AutoZone is learning the hard way that some zones are worth staying out of. A few weeks back, the auto parts retailer entered the atone zone by agreeing to an $11 million settlement with California Attorney General’s Office.

The AG claimed that the company’s facilities illegally disposed of hazardous waste across 45 California counties. Allegedly, 5 million hazardous waste items—including motor oil, oil filters, batteries, electronics, and aerosol cans—were discarded through regular trash.

Perhaps AutoZone forgot that hazardous waste belongs in a zone of its own. Or maybe the company’s environmental health and safety personnel simply zoned out.

Okay, enough “zone” groaners. What stands out about the AutoZone settlement, aside from the massive payout, is the extent of the alleged violations. The lawsuit arose from a 2-year-plus investigation that included 56 inspections of dumpster bins at 49 AutoZone stores.

And hazardous waste is only one half of the story—regulators claim to have found improperly disposed confidential consumer information as well.

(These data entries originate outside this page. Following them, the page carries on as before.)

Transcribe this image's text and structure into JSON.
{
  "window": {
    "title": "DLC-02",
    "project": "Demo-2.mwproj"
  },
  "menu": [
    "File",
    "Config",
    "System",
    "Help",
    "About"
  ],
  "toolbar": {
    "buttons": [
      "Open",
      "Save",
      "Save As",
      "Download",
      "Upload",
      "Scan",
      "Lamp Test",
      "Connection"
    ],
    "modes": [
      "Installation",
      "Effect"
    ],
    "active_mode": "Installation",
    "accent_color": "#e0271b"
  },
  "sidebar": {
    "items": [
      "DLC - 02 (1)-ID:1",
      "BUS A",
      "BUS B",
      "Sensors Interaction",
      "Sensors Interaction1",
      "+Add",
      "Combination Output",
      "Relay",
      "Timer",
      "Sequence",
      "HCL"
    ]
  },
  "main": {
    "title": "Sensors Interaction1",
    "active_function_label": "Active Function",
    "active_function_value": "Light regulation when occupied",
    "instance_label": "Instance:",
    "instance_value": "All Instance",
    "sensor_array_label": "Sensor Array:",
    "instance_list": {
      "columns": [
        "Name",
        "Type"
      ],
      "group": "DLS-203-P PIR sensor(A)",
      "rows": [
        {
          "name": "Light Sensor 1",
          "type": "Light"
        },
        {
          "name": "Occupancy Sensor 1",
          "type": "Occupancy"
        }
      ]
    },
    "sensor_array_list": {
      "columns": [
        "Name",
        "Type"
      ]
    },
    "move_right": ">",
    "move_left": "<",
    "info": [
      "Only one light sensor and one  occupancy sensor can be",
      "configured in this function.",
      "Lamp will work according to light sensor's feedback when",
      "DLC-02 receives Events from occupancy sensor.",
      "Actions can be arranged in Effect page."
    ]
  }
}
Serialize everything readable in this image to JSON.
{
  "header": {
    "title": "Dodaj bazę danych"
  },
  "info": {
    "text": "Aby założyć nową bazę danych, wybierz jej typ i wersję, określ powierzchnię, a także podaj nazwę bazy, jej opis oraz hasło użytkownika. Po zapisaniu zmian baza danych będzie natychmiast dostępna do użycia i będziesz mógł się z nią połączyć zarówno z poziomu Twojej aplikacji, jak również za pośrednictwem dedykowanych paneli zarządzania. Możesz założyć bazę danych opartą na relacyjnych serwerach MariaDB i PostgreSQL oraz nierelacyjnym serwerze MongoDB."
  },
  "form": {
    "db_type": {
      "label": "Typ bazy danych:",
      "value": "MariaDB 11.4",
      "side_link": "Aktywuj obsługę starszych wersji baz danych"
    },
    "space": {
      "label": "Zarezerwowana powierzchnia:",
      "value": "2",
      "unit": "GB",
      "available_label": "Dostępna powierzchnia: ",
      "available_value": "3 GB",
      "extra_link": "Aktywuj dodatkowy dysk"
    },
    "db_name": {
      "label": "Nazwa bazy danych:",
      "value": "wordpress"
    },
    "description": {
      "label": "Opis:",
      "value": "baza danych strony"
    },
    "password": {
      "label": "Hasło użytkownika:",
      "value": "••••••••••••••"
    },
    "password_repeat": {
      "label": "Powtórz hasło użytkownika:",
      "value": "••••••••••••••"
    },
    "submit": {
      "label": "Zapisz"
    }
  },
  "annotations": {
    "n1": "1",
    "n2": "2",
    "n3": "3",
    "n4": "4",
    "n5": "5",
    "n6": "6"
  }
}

What can other employers learn from this case?
Here are a few takeaways:

    • Compliance needs to happen everywhere you do business.
      AutoZone operates about 600 stores, along with a distribution center. The 49 locations involved in these allegations are a comparatively small fraction of the total number. As the settlement costs indicate, however, non-compliance carries a steep price anywhere it occurs. Be sure that specialized trash receptacles for hazardous waste are available to all workers.
    • Ignorance of the law is not an excuse.
      In addition to staying on top of EHS compliance, companies must provide their workforces with proper training and support. One unlawful action can expose the entire business. Ensure all employees are trained on the correct hazardous waste disposal methods.
    • Confidential consumer information must be protected throughout its lifecycle.
      An organization’s responsibility to secure sensitive information doesn’t end when that information is no longer necessary. Dispose of all confidential consumer information in a lawful manner, or expect to pay the price later.

Safeguard your bottom line by taking a proactive approach to EHS issues. KPA can help your organization get in the zone—the automated workforce compliance zone. Start by downloading KPA’s comprehensive EHS Checklist.

TOBY GRAHAMToby Graham manages the marketing communications team at KPA. She’s on a quest to help people tell clear stories that their audience can relate to.